Once the realm of science fiction, artificial intelligence - in the form of deep learning networks and neural processing of big data - is beginning to make a major splash in the world of business. Whatever field your business may be in, if it's processing any form of data then it's likely that the rise of the machines is going to be behind a serious upheaval sooner rather than later - though, thankfully, not in a Terminator-esque manner.
A Brief History Of AI
Simple artificial intelligences have been around for decades, their ancestry can be traced back to the 1960s with Joseph Weizenbaum's Eliza natural language processing system. Though simple, Eliza proved adept at luring its operator into an admittedly one-sided conversation. This is much like the more powerful AIs today imbuing voice-activated assistant services like Apple's Siri, Google's Now platform, and Microsoft's Cortana with personality. This is in addition to providing useful information mined from the user's contextual data.
For companies that believe AI's use is limited to conversational robots and waves of enemies in popular video games, though, the next few years are likely to come as a shock. AI research is yielding results at an ever-increasing pace. In a very short space of time there is unlikely to be a field not touched by the benefits - and risks - it can bring.
Show Me The Money
For those doubting the potential for artificial intelligence to make a serious impact on the world of business, there are some big names dropping even bigger money in the fight to prove its worth. Computing giant Intel recently announced the acquisition of AI specialist Nervana Systems in a deal valued at $400 million. This has been done with a view to produce processors capable of accelerating artificial intelligence and deep learning workloads by 2H 2017.
Google, meanwhile, has already launched its own AI accelerator hardware. It’s been dubbed the Tensor Processing Unit. Designed for use with Google's TensorFlow deep learning platform, developed by recently acquired AI-focused subsidiary DeepMind, Google's TensorFlow hardware has already proven its worth. It’s already helped the company develop a learning the Go champion system capable of easily beating a human. This was a feat previously thought impossible for a computer program to achieve but thanks to Go's staggering complexity it’s another obstacle overcome. Outside the realm of games, the same technology powering Google's Go robot is being used in a trial to scan retinal data for signs of macular degeneration before it's even detectable by human specialists.

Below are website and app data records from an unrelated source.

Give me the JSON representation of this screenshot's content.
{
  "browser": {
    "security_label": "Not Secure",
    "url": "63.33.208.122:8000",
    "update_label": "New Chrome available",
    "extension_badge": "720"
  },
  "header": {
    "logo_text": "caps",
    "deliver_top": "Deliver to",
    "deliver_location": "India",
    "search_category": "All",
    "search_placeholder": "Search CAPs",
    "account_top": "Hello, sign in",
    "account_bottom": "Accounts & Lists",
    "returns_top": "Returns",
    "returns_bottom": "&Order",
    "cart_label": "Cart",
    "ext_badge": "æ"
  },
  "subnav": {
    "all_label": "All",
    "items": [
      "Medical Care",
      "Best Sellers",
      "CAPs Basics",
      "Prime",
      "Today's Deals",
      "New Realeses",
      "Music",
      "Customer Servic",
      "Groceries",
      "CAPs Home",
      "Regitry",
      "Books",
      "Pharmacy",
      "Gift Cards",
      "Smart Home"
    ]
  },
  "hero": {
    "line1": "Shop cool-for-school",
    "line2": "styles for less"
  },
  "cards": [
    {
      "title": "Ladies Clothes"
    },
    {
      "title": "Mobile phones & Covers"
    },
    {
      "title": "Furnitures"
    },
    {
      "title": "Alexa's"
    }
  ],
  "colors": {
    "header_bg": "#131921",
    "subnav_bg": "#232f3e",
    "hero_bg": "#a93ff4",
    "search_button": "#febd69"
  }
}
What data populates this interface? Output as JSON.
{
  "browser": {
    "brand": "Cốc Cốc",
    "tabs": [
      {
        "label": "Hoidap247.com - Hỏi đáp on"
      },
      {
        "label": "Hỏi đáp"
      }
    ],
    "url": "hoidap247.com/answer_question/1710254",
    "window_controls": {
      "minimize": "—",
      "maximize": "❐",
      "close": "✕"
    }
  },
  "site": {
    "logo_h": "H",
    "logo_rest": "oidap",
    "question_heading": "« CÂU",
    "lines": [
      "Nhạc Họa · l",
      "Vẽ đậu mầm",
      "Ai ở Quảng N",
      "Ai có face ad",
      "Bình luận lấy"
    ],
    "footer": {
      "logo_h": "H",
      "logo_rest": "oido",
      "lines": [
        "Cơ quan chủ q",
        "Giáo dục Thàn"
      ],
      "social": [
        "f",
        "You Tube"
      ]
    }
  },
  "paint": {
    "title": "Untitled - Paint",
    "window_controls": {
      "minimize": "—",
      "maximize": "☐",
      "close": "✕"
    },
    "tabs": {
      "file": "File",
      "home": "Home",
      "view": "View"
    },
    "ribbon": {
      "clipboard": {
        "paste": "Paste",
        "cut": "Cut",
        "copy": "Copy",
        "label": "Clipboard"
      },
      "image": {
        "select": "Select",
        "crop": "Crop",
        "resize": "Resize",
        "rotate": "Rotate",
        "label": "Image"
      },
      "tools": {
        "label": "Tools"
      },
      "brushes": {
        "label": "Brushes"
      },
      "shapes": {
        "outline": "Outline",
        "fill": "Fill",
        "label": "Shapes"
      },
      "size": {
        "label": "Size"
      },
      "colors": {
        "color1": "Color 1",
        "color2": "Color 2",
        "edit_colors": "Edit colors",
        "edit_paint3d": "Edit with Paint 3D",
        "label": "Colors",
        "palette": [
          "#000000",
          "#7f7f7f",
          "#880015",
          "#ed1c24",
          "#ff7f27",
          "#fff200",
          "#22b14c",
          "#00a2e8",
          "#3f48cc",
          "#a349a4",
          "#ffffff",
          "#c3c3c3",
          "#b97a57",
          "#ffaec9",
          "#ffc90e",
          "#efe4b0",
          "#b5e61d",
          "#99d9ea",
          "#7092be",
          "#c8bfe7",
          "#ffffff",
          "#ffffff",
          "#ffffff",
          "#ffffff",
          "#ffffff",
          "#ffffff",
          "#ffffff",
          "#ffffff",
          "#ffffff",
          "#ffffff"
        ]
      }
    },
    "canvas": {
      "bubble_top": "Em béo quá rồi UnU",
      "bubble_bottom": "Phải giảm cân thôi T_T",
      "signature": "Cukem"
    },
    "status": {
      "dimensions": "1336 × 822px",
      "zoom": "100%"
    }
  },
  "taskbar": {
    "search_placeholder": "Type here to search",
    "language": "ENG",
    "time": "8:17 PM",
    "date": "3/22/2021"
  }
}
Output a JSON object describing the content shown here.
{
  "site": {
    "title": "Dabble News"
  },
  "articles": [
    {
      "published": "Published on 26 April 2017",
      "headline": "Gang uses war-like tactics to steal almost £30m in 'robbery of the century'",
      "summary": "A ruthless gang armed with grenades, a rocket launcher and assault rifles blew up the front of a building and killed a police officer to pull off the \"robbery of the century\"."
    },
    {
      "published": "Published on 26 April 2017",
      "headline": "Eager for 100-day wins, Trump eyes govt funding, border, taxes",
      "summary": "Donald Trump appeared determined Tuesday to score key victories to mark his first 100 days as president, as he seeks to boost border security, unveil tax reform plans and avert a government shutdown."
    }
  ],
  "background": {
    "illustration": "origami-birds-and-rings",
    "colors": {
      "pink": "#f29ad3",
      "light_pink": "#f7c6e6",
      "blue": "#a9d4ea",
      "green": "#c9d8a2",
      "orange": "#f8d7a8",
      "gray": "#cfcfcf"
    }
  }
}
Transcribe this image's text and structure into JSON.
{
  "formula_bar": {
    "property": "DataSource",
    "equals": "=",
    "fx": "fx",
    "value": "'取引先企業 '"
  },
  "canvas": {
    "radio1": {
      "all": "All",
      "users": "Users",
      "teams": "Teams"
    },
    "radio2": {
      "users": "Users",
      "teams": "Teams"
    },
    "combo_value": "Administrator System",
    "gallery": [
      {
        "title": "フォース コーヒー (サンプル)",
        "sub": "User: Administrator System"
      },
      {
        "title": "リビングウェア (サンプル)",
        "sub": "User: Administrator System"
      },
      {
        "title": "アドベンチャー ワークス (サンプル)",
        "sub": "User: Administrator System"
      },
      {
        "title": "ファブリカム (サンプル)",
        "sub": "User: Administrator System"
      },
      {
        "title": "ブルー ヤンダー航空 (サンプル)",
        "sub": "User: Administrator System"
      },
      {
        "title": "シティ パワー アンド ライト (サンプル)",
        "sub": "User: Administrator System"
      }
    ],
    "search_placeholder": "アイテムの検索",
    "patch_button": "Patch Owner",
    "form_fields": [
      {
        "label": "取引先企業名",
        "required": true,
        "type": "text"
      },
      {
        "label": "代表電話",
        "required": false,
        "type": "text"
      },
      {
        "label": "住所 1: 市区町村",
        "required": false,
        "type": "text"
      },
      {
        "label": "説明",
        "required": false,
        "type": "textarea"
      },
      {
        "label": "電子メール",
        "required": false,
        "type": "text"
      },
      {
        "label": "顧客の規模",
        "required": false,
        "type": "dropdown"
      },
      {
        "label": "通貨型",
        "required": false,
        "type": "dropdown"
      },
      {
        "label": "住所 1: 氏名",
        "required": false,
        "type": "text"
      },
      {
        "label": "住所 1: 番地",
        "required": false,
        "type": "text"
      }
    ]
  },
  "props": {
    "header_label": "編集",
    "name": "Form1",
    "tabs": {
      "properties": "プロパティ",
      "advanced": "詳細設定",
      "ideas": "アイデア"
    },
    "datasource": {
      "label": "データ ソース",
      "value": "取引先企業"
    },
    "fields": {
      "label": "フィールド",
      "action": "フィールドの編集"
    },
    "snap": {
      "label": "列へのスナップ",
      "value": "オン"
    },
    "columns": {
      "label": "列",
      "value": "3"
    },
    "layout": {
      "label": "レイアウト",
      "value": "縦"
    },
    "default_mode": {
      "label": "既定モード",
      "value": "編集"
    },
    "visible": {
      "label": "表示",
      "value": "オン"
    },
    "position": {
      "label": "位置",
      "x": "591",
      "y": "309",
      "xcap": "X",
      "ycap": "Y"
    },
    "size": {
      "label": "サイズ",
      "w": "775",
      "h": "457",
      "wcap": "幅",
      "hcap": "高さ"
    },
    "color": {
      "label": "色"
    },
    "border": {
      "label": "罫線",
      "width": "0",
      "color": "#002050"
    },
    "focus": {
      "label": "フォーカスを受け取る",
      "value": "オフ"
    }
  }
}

Microsoft, for its part in the research, has recently teamed up with graphics hardware specialist Nvidia on an AI-specialised supercomputing platform powered by the company's DGX-1 hardware. "Every industry has awoken to the potential of AI," Jen-Hsun Huang, founder and chief executive officer of Nvidia, claimed at the device's launch, echoing his partner company's sentiments on the potential for AI to transform the future of business.
The Benefits Of AI
Intel, Google, Microsoft, Nvidia and a host of others wouldn't be splashing the cash quite so heavily were they not sure of the future of AI. It's easy to see why. Even in this relatively early stage of what is increasingly looking like a business revolution there have been countless benefits. For example, artificially intelligent deep learning systems have been used to improve the security of data communications. Search for patterns in customer data, boost the quality of machine translations and even to recognize handwriting, speech and even lip-read from silent video footage, all with accuracy and speed unmatched by human experts and previous state-of-the-art software systems.
In the future, AI is likely to have an increasingly strong impact: the success of Amazon's Echo platform, which provides an always-on microphone in users' homes with a connection to an AI platform dubbed Alexa, has proven that concerns over privacy are often swept away in the face of user-friendly engineering that can scour a person's private data in order to answer questions such as "when's my next flight" or "how are my shares doing?"
Outside user-facing roles, AI will speed data processing and only increase the value of data gathered by businesses. Those who do not analyze their existing data for potentially lucrative correlations are likely to find it easier than ever to do so. While services designed to offer cloud-based data analysis will become increasingly prevalent and profitable.
The Dangers of AI
There are, of course, risks to consider before companies dive head-first into the choppy waters of the AI revolution. At present, there are many competing solutions for both software AI platforms and hardware accelerators to improve their performance. Companies specializing in a single platform may find they have backed the wrong horse should a rival platform romp home to commercial success.
A bigger concern, experts argue, is raised by the ethical considerations both from increasingly powerful artificial intelligences and from our own increasing reliance upon them. Social networking service Facebook recently found itself in hot water when its newsfeed algorithm, a deep-learning system built to replace expensive human editors, promoted fraudulent news stories during the US Presidential elections. While Facebook has claimed the promotion was accidental and inconsequential, it offers a glimpse of a world where information is controlled by machines running algorithms so far removed from anything a human had originally coded as to be incomprehensible. This is something groups like the Partnership on AI, which includes Facebook among its members, are attempting to address.
Whether you're for or against the encroachment of AI on your business, though, one thing is clear: you ignore it at your peril.